Viral on-board video show what it was like to share a trackday with MotoGP superstar Marc Marquez.
Racer-instructor Johann Flamann posts unique footage of sharing a trackday with MotoGP ace Marc Marquez.
Footage shows Marquez riding a Honda CBR600RR during outing to assess his recovery from Diplopia (double-vision).
Despite riding bigger, faster 1,000cc machines, Flamann and a few others were bested in the corners by Marquez.
For those curious, MotoGP riders like Marc Marquez are actually allowed to enter a trackday session during down-times in between races. However, there are some restrictions in place, and riders must garner the approval of MotoGP Technical Director, Danny Aldridge, beforehand as well.
To garner Aldridge’s approval, MotoGP riders must only use standard production bikes with only a few changes allowed to make them fit for track use. These include bodywork, brakes, exhausts, suspension, footrests and handlebars, levers, tyres, and wheels, though the aim should be for the bike to remain as close to stock as possible.
This should explain why Marquez was allowed to take his Honda CBR600RR trainer out for a trackday recently at the Alcarrás circuit in Spain just days before flying out Texas. Said trackday was significant as the six-time premier class champion used it to assess his recovery from Diplopia (double-vision).
As it was an open trackday, Marquez of course had to share the asphalt with other riders. Present on that particular day was racer and instructor Johann Flammann, who was also armed with a 360-degree action camera that caught all the action from his perspective.
If you ever wondered what it was like to share a trackday with an active MotoGP rider, the 8-miunte video Flamann posted on his YouTube channel ought to give you some semblance of which.
Aptly, despite riding a ‘lesser’ 600cc machine, Marquez still bested Flamann, plus a few other riders who mostly fielded bigger 1,000cc machines with nearly twice the power of Marquez’s CBR 600RR – Flamann himself was on a race-prepped Kawasaki Ninja ZX-10R, according to his video description.
The footage shows Marquez unable to resist the temptation and assert his prowess, executing a series of passes through the corners with super late braking, as well as using outside lines. Clearly, these ‘amateurs’ had quite the experience.
Considering how his race in Texas went, this trackday was a good form of ‘training’ indeed for 29-year-old Marc Marquez.
By the way, besides MotoGP riders, trackday restriction also apply to Moto2 and Moto3 riders. Firstly, Moto3 riders are not allowed to ride bikes made by their own manufacturer of between 200cc and 300cc.

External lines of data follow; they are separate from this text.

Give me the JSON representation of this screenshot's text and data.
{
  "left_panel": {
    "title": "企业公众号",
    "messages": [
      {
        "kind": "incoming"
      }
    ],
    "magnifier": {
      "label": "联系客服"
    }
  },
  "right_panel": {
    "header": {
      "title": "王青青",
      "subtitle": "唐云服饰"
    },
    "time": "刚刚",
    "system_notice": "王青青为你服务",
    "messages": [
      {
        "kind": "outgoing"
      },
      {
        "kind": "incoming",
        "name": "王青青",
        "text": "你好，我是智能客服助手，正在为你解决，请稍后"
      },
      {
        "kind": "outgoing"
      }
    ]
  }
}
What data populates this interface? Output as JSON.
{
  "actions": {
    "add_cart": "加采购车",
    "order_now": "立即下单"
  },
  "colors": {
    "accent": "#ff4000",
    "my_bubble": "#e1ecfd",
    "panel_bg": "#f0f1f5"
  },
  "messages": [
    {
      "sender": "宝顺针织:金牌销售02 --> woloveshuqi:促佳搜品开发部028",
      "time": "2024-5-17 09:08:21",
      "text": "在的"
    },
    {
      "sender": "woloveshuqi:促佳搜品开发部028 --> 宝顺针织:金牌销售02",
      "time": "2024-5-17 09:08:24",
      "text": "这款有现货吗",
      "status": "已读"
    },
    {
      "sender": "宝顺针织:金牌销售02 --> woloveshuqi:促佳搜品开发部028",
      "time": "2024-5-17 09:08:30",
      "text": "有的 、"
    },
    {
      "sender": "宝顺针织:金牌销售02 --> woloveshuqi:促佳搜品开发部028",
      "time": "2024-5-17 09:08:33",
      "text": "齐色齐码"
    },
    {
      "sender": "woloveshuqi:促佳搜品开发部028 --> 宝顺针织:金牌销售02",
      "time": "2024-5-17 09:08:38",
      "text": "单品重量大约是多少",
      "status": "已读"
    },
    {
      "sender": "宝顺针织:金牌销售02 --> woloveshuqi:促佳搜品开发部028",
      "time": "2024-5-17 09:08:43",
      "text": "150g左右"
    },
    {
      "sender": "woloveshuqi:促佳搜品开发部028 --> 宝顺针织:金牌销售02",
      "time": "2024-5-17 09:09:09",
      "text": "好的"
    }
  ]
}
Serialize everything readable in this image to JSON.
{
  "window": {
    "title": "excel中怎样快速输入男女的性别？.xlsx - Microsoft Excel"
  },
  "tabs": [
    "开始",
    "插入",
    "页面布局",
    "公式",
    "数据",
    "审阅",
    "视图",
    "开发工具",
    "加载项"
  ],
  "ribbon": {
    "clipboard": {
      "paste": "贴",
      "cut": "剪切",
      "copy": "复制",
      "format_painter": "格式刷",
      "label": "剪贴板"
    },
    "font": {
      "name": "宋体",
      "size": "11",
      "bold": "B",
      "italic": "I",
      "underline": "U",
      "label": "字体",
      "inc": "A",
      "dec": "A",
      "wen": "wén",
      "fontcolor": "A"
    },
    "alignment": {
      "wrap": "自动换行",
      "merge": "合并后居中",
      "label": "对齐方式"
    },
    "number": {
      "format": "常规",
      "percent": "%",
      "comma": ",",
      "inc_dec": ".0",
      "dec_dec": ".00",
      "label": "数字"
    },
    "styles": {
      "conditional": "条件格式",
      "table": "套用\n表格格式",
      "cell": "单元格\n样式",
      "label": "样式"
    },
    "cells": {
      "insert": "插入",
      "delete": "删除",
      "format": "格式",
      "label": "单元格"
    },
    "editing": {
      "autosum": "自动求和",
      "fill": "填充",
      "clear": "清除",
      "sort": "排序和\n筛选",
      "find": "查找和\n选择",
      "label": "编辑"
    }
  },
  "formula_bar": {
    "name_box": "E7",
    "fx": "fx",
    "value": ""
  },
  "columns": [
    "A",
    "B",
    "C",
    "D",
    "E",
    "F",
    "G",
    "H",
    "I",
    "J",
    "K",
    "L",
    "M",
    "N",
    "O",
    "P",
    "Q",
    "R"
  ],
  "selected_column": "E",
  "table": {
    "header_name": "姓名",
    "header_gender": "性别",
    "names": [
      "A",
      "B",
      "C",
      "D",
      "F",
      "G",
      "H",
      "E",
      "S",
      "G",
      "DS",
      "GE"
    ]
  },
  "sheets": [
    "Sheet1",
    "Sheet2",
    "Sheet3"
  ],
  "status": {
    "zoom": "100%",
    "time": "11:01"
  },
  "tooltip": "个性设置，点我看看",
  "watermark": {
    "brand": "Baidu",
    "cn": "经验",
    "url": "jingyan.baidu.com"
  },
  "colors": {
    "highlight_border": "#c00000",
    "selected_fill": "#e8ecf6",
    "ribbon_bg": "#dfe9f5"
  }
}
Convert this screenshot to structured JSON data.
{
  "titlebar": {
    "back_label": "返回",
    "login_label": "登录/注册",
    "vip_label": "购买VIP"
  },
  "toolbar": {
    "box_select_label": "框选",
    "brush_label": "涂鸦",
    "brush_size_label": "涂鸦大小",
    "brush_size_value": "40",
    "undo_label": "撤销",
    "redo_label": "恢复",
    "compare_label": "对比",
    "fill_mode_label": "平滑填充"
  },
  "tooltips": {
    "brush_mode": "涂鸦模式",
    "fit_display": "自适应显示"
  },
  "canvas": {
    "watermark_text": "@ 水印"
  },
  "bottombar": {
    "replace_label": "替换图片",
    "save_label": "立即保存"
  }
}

Moto2 riders, on the other hand, are not allowed to ride Triumph bikes of between 665cc and 865cc. Essentially, they are not allowed to ride a production bike close to the machine they are racing.